Working data =
++++
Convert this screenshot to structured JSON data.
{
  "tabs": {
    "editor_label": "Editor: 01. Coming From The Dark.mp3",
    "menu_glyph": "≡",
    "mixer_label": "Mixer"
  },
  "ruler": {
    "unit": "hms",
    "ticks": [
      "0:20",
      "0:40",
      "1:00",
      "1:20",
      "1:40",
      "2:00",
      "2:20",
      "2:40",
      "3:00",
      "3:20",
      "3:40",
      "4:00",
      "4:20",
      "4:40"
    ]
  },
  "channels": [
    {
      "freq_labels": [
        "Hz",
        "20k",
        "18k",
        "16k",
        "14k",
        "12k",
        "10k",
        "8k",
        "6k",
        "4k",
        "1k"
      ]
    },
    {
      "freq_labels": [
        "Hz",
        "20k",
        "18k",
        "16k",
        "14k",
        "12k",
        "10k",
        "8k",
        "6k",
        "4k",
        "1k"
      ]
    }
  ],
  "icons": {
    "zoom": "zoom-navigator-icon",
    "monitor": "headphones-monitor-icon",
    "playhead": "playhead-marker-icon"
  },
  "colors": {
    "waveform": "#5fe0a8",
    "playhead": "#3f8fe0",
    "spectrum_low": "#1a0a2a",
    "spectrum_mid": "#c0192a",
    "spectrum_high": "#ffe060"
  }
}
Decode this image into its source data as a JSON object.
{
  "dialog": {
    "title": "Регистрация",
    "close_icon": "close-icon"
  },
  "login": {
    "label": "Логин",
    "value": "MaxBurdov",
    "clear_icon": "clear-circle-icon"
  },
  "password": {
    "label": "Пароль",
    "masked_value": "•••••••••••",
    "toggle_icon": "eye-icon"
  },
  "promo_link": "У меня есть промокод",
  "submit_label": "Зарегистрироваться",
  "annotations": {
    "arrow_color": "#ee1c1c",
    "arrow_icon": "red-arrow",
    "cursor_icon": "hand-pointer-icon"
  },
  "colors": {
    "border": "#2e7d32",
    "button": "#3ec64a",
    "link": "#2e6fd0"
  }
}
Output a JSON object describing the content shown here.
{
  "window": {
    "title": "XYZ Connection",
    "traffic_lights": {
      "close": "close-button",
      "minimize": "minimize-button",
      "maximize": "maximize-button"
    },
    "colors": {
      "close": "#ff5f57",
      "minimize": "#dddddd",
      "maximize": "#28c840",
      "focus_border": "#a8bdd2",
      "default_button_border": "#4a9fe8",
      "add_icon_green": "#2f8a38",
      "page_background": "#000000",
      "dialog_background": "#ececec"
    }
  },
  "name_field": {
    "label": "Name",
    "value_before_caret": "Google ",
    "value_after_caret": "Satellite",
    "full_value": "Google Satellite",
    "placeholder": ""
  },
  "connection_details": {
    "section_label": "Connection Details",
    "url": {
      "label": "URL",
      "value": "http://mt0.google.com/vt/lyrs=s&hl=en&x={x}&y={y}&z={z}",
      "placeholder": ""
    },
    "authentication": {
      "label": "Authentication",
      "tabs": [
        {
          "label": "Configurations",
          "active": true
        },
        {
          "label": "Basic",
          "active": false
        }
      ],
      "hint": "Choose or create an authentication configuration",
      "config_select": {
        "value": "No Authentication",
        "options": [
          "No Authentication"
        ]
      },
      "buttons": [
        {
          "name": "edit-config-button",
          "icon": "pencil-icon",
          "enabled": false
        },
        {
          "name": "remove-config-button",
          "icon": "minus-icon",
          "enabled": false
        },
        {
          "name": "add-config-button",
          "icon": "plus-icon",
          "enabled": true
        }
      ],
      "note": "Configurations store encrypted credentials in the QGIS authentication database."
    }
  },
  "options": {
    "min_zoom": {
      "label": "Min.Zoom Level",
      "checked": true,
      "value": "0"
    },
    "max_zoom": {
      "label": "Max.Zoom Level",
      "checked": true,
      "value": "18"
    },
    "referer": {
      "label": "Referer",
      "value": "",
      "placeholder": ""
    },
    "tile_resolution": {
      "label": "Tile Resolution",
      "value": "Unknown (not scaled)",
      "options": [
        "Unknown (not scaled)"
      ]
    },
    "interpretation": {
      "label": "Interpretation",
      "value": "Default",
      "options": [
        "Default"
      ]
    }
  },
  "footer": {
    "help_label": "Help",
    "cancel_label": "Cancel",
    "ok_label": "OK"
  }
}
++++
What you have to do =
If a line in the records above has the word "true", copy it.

Answer section =
          "active": true
          "enabled": true
      "checked": true,
      "checked": true,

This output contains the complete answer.